_Information supplied:_
<<<<
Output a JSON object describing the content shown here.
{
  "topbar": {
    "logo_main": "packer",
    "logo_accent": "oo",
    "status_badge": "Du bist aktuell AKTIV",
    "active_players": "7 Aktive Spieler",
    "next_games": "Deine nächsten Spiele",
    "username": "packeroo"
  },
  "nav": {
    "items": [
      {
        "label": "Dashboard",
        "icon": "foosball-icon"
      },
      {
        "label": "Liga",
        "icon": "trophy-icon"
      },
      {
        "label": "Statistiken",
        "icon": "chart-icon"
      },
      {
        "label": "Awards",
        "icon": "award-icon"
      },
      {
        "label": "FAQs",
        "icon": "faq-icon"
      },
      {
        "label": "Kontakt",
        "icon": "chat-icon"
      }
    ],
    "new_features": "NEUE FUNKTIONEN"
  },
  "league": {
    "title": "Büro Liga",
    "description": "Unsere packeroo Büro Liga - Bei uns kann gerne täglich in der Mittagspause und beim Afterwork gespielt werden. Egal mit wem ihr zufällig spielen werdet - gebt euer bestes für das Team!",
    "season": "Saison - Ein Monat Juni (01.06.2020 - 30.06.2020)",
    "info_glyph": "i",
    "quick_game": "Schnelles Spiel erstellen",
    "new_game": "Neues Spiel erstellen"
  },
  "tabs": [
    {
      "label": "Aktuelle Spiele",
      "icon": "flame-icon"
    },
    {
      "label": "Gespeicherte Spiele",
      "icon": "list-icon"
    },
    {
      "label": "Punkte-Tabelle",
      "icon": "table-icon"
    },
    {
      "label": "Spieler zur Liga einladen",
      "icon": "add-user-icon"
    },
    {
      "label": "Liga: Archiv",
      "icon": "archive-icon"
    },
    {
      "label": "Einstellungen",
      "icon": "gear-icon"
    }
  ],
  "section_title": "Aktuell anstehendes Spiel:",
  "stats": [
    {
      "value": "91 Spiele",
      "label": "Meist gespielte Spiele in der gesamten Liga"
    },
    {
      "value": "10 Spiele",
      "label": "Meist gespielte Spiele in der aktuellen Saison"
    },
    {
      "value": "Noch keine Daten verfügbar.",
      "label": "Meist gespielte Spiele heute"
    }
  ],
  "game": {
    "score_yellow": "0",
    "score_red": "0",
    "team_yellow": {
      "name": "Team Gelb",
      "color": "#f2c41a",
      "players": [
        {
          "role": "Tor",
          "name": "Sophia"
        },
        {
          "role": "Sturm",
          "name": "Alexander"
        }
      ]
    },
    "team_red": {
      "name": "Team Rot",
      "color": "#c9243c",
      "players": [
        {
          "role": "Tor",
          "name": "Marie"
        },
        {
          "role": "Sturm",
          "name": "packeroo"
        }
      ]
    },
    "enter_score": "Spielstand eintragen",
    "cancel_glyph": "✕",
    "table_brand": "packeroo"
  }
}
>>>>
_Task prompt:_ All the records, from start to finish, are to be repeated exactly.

_Answer box:_
Output a JSON object describing the content shown here.
{
  "topbar": {
    "logo_main": "packer",
    "logo_accent": "oo",
    "status_badge": "Du bist aktuell AKTIV",
    "active_players": "7 Aktive Spieler",
    "next_games": "Deine nächsten Spiele",
    "username": "packeroo"
  },
  "nav": {
    "items": [
      {
        "label": "Dashboard",
        "icon": "foosball-icon"
      },
      {
        "label": "Liga",
        "icon": "trophy-icon"
      },
      {
        "label": "Statistiken",
        "icon": "chart-icon"
      },
      {
        "label": "Awards",
        "icon": "award-icon"
      },
      {
        "label": "FAQs",
        "icon": "faq-icon"
      },
      {
        "label": "Kontakt",
        "icon": "chat-icon"
      }
    ],
    "new_features": "NEUE FUNKTIONEN"
  },
  "league": {
    "title": "Büro Liga",
    "description": "Unsere packeroo Büro Liga - Bei uns kann gerne täglich in der Mittagspause und beim Afterwork gespielt werden. Egal mit wem ihr zufällig spielen werdet - gebt euer bestes für das Team!",
    "season": "Saison - Ein Monat Juni (01.06.2020 - 30.06.2020)",
    "info_glyph": "i",
    "quick_game": "Schnelles Spiel erstellen",
    "new_game": "Neues Spiel erstellen"
  },
  "tabs": [
    {
      "label": "Aktuelle Spiele",
      "icon": "flame-icon"
    },
    {
      "label": "Gespeicherte Spiele",
      "icon": "list-icon"
    },
    {
      "label": "Punkte-Tabelle",
      "icon": "table-icon"
    },
    {
      "label": "Spieler zur Liga einladen",
      "icon": "add-user-icon"
    },
    {
      "label": "Liga: Archiv",
      "icon": "archive-icon"
    },
    {
      "label": "Einstellungen",
      "icon": "gear-icon"
    }
  ],
  "section_title": "Aktuell anstehendes Spiel:",
  "stats": [
    {
      "value": "91 Spiele",
      "label": "Meist gespielte Spiele in der gesamten Liga"
    },
    {
      "value": "10 Spiele",
      "label": "Meist gespielte Spiele in der aktuellen Saison"
    },
    {
      "value": "Noch keine Daten verfügbar.",
      "label": "Meist gespielte Spiele heute"
    }
  ],
  "game": {
    "score_yellow": "0",
    "score_red": "0",
    "team_yellow": {
      "name": "Team Gelb",
      "color": "#f2c41a",
      "players": [
        {
          "role": "Tor",
          "name": "Sophia"
        },
        {
          "role": "Sturm",
          "name": "Alexander"
        }
      ]
    },
    "team_red": {
      "name": "Team Rot",
      "color": "#c9243c",
      "players": [
        {
          "role": "Tor",
          "name": "Marie"
        },
        {
          "role": "Sturm",
          "name": "packeroo"
        }
      ]
    },
    "enter_score": "Spielstand eintragen",
    "cancel_glyph": "✕",
    "table_brand": "packeroo"
  }
}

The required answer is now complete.